Coolkeeragh is key to security and fears over supply have been exaggerated: energy expert
A leading energy security expert believes predictions the lights will go out if a north-south interconnector is not up and running by 2021 have been exaggerated and that Coolkeeragh is critical to the North's electricity security.
Dr. Patrick Keatley, an Ulster University academic specialising in energy storage, made the observation after AES announced it would close two coal fired generators at Kilroot in May.
The US-owned firm opted for the shutdown after bids to sell electricity capacity to the grid from the two units failed in a recent Single Energy Market (SEM) competitve auction.
This sparked fears the North’s energy security could be at risk.
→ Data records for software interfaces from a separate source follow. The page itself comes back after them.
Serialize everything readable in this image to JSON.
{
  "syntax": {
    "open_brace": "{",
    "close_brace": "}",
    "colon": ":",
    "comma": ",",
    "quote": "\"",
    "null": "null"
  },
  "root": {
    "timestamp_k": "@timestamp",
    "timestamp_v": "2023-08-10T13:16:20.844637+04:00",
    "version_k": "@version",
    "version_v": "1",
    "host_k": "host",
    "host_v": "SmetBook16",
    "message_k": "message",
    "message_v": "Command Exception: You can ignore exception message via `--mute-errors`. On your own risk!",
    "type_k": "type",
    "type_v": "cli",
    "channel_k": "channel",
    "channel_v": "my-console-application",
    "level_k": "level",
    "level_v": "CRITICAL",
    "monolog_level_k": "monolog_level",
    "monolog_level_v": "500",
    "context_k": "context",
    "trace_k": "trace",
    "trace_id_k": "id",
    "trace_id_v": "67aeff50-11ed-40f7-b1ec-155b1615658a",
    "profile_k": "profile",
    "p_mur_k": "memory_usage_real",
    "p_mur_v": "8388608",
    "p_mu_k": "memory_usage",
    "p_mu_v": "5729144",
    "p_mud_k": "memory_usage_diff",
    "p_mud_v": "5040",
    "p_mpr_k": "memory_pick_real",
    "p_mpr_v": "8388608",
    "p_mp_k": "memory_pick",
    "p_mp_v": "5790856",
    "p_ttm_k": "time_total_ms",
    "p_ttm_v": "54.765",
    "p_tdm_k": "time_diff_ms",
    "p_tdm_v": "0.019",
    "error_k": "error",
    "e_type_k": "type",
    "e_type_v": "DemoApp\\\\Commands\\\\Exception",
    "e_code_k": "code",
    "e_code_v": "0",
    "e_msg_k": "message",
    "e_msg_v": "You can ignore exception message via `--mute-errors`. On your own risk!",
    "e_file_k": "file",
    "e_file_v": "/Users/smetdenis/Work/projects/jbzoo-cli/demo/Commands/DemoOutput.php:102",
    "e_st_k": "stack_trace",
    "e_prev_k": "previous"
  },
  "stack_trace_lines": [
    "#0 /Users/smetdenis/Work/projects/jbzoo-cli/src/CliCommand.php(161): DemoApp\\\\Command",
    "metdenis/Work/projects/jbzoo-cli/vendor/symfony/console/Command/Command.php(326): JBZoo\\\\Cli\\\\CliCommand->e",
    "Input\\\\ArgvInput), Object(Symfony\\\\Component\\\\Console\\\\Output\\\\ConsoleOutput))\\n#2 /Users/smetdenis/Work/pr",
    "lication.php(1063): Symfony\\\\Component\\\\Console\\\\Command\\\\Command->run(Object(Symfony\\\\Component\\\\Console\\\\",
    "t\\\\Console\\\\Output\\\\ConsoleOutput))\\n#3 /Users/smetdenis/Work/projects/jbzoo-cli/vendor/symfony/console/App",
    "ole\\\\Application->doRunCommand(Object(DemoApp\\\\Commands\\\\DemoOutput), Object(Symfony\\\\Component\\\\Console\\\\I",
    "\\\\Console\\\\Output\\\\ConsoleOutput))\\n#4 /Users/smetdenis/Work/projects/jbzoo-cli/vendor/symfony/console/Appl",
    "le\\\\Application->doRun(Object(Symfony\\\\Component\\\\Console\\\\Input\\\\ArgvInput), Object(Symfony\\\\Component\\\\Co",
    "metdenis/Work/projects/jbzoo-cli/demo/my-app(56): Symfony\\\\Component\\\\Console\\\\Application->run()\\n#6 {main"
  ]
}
SONI, which operates the NIE-owned transmission network, has already warned it may not be able to “keep the lights on” beyond 2021 without a large capacity connection with the South.
Dr. Keatley, however, speaking to the Northern Ireland Affairs Committee (NIAC) was more sanguine, stating: “We have system security in Northern Ireland.”
He pointed out that this energy security is not dependant on AES’s Kilroot coal units and that the company’s other generators in the North, combined with ESB’s gas-fired plant at Coolkeeragh, alongside the latter’s renewable generators, guaranteed supply.
“There is AES Ballylumford and there is Coolkeeragh so we have three power stations and there are the remaining generators at Kilroot, which did succeed in the capacity auction,” said Dr. Keatley. “So that, and the renewable generation, wind generation, we have as well.”
Asked by DUP MP and NIAC member Ian Paisley if warnings over our energy security have been overstated, he said: “My best guess analysis is overall we probably have enough capacity.”
Notwithstanding his relative optimism regarding our short-term energy supply, Dr. Keatley did warn that normal consumers will face higher prices in future if more and more companies and private citizens opt to develop their own off-grid energy solutions.
“Those that can afford to buy them [generators, energy storage] will buy them and the cost to the grid and the remaining part of the system, which is largely fixed, will be spread among a smaller pool of consumers, and the people who can’t afford to have their own distributive smart technologies will be left to pick up the cost of the remaining infrastructure,” he predicted.